Requirement> From the entries, return every line where the string "JSON" shows up.

** Opening Supplied entries block **

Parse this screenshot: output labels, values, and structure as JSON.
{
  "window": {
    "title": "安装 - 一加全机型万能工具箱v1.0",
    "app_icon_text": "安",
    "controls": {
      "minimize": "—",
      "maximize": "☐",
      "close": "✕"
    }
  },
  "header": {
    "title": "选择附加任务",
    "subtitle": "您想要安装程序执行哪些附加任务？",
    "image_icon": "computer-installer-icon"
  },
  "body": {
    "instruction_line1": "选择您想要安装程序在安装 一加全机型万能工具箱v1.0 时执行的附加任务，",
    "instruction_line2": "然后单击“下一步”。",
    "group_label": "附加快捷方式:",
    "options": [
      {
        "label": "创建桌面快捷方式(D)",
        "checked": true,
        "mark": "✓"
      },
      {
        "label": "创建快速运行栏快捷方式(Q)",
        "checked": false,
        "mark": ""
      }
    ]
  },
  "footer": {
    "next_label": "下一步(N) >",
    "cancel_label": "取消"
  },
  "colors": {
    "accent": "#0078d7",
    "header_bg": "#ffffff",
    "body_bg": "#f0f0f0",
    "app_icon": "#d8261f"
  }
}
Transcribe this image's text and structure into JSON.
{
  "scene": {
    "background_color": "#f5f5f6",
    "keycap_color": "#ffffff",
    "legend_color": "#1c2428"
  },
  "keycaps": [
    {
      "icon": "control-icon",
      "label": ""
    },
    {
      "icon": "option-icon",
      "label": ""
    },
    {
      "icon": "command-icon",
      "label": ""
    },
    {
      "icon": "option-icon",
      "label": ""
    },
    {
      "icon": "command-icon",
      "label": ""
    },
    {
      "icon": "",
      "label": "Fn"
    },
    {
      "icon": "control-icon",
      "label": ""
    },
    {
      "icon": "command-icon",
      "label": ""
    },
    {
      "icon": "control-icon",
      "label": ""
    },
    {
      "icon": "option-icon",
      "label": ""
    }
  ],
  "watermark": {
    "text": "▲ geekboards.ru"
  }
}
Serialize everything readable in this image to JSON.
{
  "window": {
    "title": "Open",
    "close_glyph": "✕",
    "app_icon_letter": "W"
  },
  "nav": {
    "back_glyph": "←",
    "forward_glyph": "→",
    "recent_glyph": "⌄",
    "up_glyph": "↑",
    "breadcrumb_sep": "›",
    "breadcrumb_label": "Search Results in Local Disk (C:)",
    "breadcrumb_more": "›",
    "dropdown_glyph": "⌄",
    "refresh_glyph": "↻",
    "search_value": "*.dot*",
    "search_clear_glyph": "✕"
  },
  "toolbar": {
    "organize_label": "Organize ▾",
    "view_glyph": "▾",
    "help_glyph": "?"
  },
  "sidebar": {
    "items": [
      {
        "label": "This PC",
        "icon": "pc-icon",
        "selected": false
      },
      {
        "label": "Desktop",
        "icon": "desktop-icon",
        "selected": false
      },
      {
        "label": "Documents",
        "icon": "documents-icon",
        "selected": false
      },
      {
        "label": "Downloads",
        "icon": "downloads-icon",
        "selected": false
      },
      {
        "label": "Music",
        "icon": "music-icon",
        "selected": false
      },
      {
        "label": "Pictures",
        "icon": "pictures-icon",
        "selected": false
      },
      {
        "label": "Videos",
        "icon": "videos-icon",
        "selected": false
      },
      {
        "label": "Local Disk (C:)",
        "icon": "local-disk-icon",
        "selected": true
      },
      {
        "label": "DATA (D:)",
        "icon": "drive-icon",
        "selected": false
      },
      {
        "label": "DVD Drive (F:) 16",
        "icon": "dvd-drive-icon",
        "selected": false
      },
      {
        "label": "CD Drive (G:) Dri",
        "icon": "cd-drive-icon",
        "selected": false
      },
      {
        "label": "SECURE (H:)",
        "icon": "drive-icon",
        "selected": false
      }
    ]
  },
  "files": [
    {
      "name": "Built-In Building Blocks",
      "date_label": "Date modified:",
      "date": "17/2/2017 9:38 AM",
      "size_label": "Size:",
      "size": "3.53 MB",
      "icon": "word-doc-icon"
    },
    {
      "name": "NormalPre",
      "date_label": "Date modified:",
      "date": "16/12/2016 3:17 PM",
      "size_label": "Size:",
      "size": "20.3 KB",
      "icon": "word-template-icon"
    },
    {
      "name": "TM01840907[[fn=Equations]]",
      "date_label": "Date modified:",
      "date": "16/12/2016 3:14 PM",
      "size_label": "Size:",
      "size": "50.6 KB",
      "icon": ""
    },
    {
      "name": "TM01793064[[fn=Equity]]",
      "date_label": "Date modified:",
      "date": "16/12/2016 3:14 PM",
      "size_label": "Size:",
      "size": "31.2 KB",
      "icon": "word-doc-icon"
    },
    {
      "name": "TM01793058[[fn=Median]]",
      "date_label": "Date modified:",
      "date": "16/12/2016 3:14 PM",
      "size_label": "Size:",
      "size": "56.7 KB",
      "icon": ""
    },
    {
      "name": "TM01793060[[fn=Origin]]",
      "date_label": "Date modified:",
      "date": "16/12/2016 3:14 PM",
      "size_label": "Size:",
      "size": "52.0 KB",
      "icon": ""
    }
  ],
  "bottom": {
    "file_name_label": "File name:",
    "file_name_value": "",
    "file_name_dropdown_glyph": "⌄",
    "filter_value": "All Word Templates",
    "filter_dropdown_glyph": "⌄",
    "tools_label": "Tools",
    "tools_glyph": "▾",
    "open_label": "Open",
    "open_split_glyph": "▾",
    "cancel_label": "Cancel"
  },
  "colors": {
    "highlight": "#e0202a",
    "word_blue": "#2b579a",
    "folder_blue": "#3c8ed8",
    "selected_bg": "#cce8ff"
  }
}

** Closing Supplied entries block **

Solution>
Parse this screenshot: output labels, values, and structure as JSON.
Transcribe this image's text and structure into JSON.
Serialize everything readable in this image to JSON.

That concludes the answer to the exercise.